Part 1: Getting Started
If you're just getting started with ClickTracks, you'll find it's a very versatile tool. It presents information by overlaying it on your actual Web pages. It also allows you to create reports "on fly" so that you can look at your visitors' behaviour on your site in very different and detailed ways.
But if analyzing Web metrics is new to you, charts, figures and mass of potential data can still be quite overwhelming. It's helpful to have some starting points and questions in mind as you study reports so that you can find most useful information.
This article offers some ideas and examples to spark your thinking:
This report shows you (among other things) how many visitors clicked on each link, and how long they spent on this page.
If you have links that receive few or no clicks:
* Is link image or link text too small? * Is it in a colour that doesn't show up well or could pose problems for visitors with visual impairments? * Is it badly placed or hard to find on page? * Is it too far down? - check time spent on page to get an idea of whether * visitors are reading most or all of content. Remember that first screenful of page has best chance of being seen.
If none of above seem true:
* Is link text confusing - perhaps wording is different or not included on other pages? * Is link not attractive or engaging to your visitors? * Or, is content behind link simply not of interest?
Links that receive many clicks:
* Should content behind this link be highlighted even more on your site, since it is clearly of interest?
Placements to think about:
* If you have an internal search engine on your site, is it linked in a prominent place on each page? * Featured products or other items - can you increase clicks that they receive by improving their position?
Time spent on page:
* Does average time on this page seem too short, especially if page is long? - check number of visitors who are exiting site from this page. If a lot of people are spending a short time on a page and leaving, consider splitting content across more pages:
* This can be especially helpful, e.g. when displaying a list of items for purchase - showing each on a separate page allows you to track which offerings are most interesting to visitors, and to highlight them better
* Shortening pages also reduces risk that visitors will miss items further down if they choose not to scroll
This report shows keywords and phrases that brought visitors to your site, broken down by individual search engines.
Which keywords or key phrases are most effective for you:
* Which search words or phrases draw most traffic?
* Which search words or phrases result in most time spent on your site? These are visitors who are most engaged in your content, but what were they looking for when they came to you?
* Are there any surprises? Sometimes search engines pick up keywords from your site copy that you may not have thought of as significant - these can be valuable information about how your visitors describe or think about what you offer. A lot of demand for something on your site can give you ideas for enhancing or expanding your products and services.
Which search engines are most effective?

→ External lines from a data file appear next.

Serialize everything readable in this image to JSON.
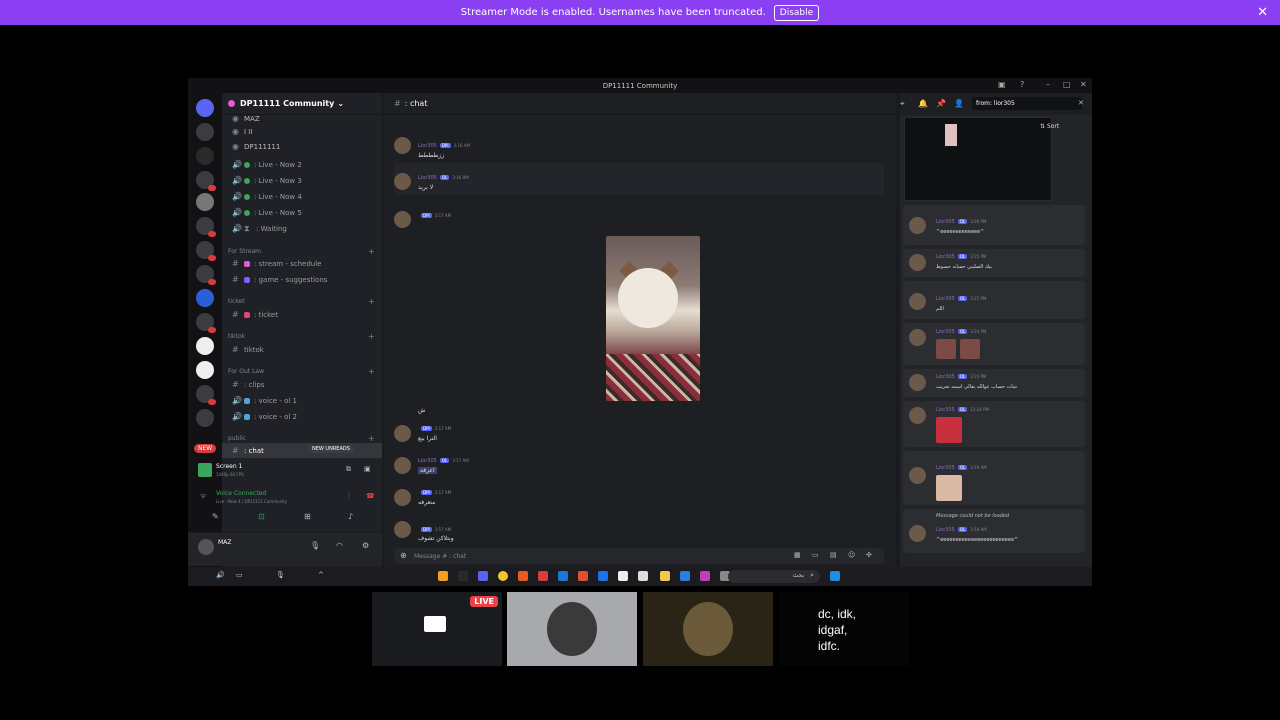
{
  "banner": {
    "text": "Streamer Mode is enabled. Usernames have been truncated.",
    "button": "Disable"
  },
  "window": {
    "title": "DP11111 Community"
  },
  "server": {
    "name": "DP11111 Community"
  },
  "sidebar": {
    "top_users": [
      "MAZ",
      "I II",
      "DP111111"
    ],
    "voice": [
      ": Live - Now 2",
      ": Live - Now 3",
      ": Live - Now 4",
      ": Live - Now 5",
      ": Waiting"
    ],
    "cat_stream": "For Stream",
    "ch_schedule": ": stream - schedule",
    "ch_suggestions": ": game - suggestions",
    "cat_ticket": "ticket",
    "ch_ticket": ": ticket",
    "cat_tiktok": "tiktok",
    "ch_tiktok": "tiktok",
    "cat_outlaw": "For Out Law",
    "ch_clips": ": clips",
    "ch_voice1": ": voice - ol 1",
    "ch_voice2": ": voice - ol 2",
    "cat_public": "public",
    "ch_chat": ": chat",
    "new_badge": "NEW",
    "new_unreads": "NEW UNREADS"
  },
  "voice_panel": {
    "screen": "Screen 1",
    "screen_sub": "1440p 60 FPS",
    "status": "Voice Connected",
    "status_sub": "Live - Now 4 / DP11111 Community"
  },
  "user": {
    "name": "MAZ"
  },
  "chat": {
    "channel": ": chat",
    "placeholder": "Message # : chat",
    "messages": [
      {
        "name": "Lior305",
        "badge": "DPI",
        "time": "3:16 AM",
        "text": "ززطططط"
      },
      {
        "name": "Lior305",
        "badge": "OL",
        "time": "3:16 AM",
        "text": "لا بريد"
      },
      {
        "name": "",
        "badge": "DPI",
        "time": "3:17 AM",
        "text": ""
      },
      {
        "name": "",
        "badge": "",
        "time": "",
        "text": "ش"
      },
      {
        "name": "",
        "badge": "DPI",
        "time": "3:17 AM",
        "text": "الترا بيع"
      },
      {
        "name": "Lior305",
        "badge": "OL",
        "time": "3:17 AM",
        "text": "اعرفه"
      },
      {
        "name": "",
        "badge": "DPI",
        "time": "3:17 AM",
        "text": "متعرفه"
      },
      {
        "name": "",
        "badge": "DPI",
        "time": "3:17 AM",
        "text": "وبتلاكن تشوف"
      }
    ]
  },
  "search": {
    "query": "from: lior305",
    "sort": "Sort",
    "results": [
      {
        "name": "Lior305",
        "badge": "OL",
        "time": "3:26 PM",
        "text": "^eeeeeeeeeeeee^"
      },
      {
        "name": "Lior305",
        "badge": "OL",
        "time": "3:25 PM",
        "text": "بيك الصليبي حسابه حسوط"
      },
      {
        "name": "Lior305",
        "badge": "OL",
        "time": "3:25 PM",
        "text": "اللم"
      },
      {
        "name": "Lior305",
        "badge": "OL",
        "time": "3:24 PM",
        "text": ""
      },
      {
        "name": "Lior305",
        "badge": "OL",
        "time": "3:24 PM",
        "text": "شات حساب عوالله يقالي اسمه تجريب"
      },
      {
        "name": "Lior305",
        "badge": "OL",
        "time": "12:24 PM",
        "text": ""
      },
      {
        "name": "Lior305",
        "badge": "OL",
        "time": "3:19 AM",
        "text": ""
      },
      {
        "name": "Lior305",
        "badge": "OL",
        "time": "3:18 AM",
        "text": "^eeeeeeeeeeeeeeeeeeeeeeee^"
      }
    ],
    "not_loaded": "Message could not be loaded"
  },
  "taskbar": {
    "search": "بحث"
  },
  "streams": {
    "live": "LIVE",
    "idk_lines": [
      "dc, idk,",
      "idgaf,",
      "idfc."
    ]
  }
}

* If your site is optimized for one search engine in particular, is that engine bringing you traffic? If you're paying for search engine optimization (other than pay per click), is your service providing a justifiable return on investment?
* If you have very effective keywords on one search engine, can you improve their position on others?
* Do you recognize your non search engine referrers?
* How are you linked to? Are references to you legitimate? Are there sites that link to you that you're not comfortable with - either because they're not describing your site offerings correctly, or perhaps you simply don't want to be associated with them!
* Should you thank referrer? Often, sites will link to you without letting you know. If you appreciate them for doing this, you can create an even stronger -and potentially more profitable relationship.
For help in creating specific ClickTracks reports, see Part 2: Labelling Options. For help in using ClickTracks to evaluate your "must-see" pages, see Part 3 of this series.
Part 2: Labelling Options
ClickTracks allows you to segment your visitors in many ways using "Create Labels" tool. You create instant reports to answer questions about patterns of specific types of visitor, and track their responses to your site.
Here are some ideas for using this option:
Comparing Search Engine / Non Search Engine Traffic
Visitors come to your site either from search engines, from other sites that link to you, from e-mail marketing messages or e-zines, or perhaps from their own bookmarks.
Use ClickTracks "Create Labels" tool, and select "referred from any search engine" as your criteria to track all search engine visitors. Then, create another label using same criteria, but select "Inverse" to identify all visitors not referred from a search engine.
Now you can investigate:
Are search engine visitors more responsive to your site than those who find you in other ways:
* Which type of visitor spends longer on site?
* Which type of visitor is more likely to reach one of your "goal" or "must-see" pages? (see Part 3 of this series for more on this topic).
If you have very specific keywords, then probably search engines will produce your most valuable traffic.